▸ What is required
Word for word, output the data that follows.

▸ Exercise material

Start of Block

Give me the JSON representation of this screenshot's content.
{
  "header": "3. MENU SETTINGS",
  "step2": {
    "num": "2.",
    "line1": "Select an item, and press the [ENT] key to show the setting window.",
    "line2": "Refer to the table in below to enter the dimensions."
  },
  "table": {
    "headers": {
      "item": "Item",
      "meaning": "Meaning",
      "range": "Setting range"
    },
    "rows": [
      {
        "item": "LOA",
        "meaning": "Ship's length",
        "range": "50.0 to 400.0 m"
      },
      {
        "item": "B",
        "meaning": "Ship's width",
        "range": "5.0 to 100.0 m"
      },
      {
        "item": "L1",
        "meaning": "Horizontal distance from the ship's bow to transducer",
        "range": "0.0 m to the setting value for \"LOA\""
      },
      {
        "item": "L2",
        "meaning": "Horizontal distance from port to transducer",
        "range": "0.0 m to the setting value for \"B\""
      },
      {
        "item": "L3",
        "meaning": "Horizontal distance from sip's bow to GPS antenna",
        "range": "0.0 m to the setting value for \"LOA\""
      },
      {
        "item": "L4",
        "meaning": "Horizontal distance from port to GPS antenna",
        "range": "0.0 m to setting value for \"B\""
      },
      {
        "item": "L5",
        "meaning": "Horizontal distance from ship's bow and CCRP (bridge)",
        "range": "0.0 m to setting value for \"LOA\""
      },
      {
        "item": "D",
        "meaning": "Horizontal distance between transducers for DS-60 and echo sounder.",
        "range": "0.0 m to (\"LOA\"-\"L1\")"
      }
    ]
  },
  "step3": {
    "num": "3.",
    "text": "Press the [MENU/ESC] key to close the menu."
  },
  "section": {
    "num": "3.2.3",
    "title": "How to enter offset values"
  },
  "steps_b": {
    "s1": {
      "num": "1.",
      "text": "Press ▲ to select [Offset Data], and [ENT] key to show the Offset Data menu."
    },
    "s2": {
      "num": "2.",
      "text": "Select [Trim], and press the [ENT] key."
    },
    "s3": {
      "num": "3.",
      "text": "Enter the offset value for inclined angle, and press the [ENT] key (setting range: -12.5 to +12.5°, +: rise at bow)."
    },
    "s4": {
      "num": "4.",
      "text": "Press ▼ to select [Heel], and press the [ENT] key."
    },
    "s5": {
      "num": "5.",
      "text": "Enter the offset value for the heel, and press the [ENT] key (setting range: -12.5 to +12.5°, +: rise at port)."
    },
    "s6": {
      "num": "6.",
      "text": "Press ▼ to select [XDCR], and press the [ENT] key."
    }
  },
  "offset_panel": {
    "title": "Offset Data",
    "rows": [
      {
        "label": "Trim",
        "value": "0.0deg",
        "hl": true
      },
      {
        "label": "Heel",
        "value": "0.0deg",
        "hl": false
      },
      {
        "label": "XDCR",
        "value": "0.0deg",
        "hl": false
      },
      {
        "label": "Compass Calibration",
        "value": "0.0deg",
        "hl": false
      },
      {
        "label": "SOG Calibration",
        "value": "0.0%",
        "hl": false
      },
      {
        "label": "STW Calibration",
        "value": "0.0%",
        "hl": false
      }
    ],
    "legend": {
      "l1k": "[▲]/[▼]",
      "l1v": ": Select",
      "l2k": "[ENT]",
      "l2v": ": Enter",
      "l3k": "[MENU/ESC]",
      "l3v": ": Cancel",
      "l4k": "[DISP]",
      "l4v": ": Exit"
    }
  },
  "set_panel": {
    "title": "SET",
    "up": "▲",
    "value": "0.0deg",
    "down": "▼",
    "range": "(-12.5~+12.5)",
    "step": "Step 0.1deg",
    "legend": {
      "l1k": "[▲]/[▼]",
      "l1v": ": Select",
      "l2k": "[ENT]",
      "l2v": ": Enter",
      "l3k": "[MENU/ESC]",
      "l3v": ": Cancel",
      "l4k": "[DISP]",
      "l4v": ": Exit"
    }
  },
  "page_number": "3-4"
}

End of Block

▸ Output
Give me the JSON representation of this screenshot's content.
{
  "header": "3. MENU SETTINGS",
  "step2": {
    "num": "2.",
    "line1": "Select an item, and press the [ENT] key to show the setting window.",
    "line2": "Refer to the table in below to enter the dimensions."
  },
  "table": {
    "headers": {
      "item": "Item",
      "meaning": "Meaning",
      "range": "Setting range"
    },
    "rows": [
      {
        "item": "LOA",
        "meaning": "Ship's length",
        "range": "50.0 to 400.0 m"
      },
      {
        "item": "B",
        "meaning": "Ship's width",
        "range": "5.0 to 100.0 m"
      },
      {
        "item": "L1",
        "meaning": "Horizontal distance from the ship's bow to transducer",
        "range": "0.0 m to the setting value for \"LOA\""
      },
      {
        "item": "L2",
        "meaning": "Horizontal distance from port to transducer",
        "range": "0.0 m to the setting value for \"B\""
      },
      {
        "item": "L3",
        "meaning": "Horizontal distance from sip's bow to GPS antenna",
        "range": "0.0 m to the setting value for \"LOA\""
      },
      {
        "item": "L4",
        "meaning": "Horizontal distance from port to GPS antenna",
        "range": "0.0 m to setting value for \"B\""
      },
      {
        "item": "L5",
        "meaning": "Horizontal distance from ship's bow and CCRP (bridge)",
        "range": "0.0 m to setting value for \"LOA\""
      },
      {
        "item": "D",
        "meaning": "Horizontal distance between transducers for DS-60 and echo sounder.",
        "range": "0.0 m to (\"LOA\"-\"L1\")"
      }
    ]
  },
  "step3": {
    "num": "3.",
    "text": "Press the [MENU/ESC] key to close the menu."
  },
  "section": {
    "num": "3.2.3",
    "title": "How to enter offset values"
  },
  "steps_b": {
    "s1": {
      "num": "1.",
      "text": "Press ▲ to select [Offset Data], and [ENT] key to show the Offset Data menu."
    },
    "s2": {
      "num": "2.",
      "text": "Select [Trim], and press the [ENT] key."
    },
    "s3": {
      "num": "3.",
      "text": "Enter the offset value for inclined angle, and press the [ENT] key (setting range: -12.5 to +12.5°, +: rise at bow)."
    },
    "s4": {
      "num": "4.",
      "text": "Press ▼ to select [Heel], and press the [ENT] key."
    },
    "s5": {
      "num": "5.",
      "text": "Enter the offset value for the heel, and press the [ENT] key (setting range: -12.5 to +12.5°, +: rise at port)."
    },
    "s6": {
      "num": "6.",
      "text": "Press ▼ to select [XDCR], and press the [ENT] key."
    }
  },
  "offset_panel": {
    "title": "Offset Data",
    "rows": [
      {
        "label": "Trim",
        "value": "0.0deg",
        "hl": true
      },
      {
        "label": "Heel",
        "value": "0.0deg",
        "hl": false
      },
      {
        "label": "XDCR",
        "value": "0.0deg",
        "hl": false
      },
      {
        "label": "Compass Calibration",
        "value": "0.0deg",
        "hl": false
      },
      {
        "label": "SOG Calibration",
        "value": "0.0%",
        "hl": false
      },
      {
        "label": "STW Calibration",
        "value": "0.0%",
        "hl": false
      }
    ],
    "legend": {
      "l1k": "[▲]/[▼]",
      "l1v": ": Select",
      "l2k": "[ENT]",
      "l2v": ": Enter",
      "l3k": "[MENU/ESC]",
      "l3v": ": Cancel",
      "l4k": "[DISP]",
      "l4v": ": Exit"
    }
  },
  "set_panel": {
    "title": "SET",
    "up": "▲",
    "value": "0.0deg",
    "down": "▼",
    "range": "(-12.5~+12.5)",
    "step": "Step 0.1deg",
    "legend": {
      "l1k": "[▲]/[▼]",
      "l1v": ": Select",
      "l2k": "[ENT]",
      "l2v": ": Enter",
      "l3k": "[MENU/ESC]",
      "l3v": ": Cancel",
      "l4k": "[DISP]",
      "l4v": ": Exit"
    }
  },
  "page_number": "3-4"
}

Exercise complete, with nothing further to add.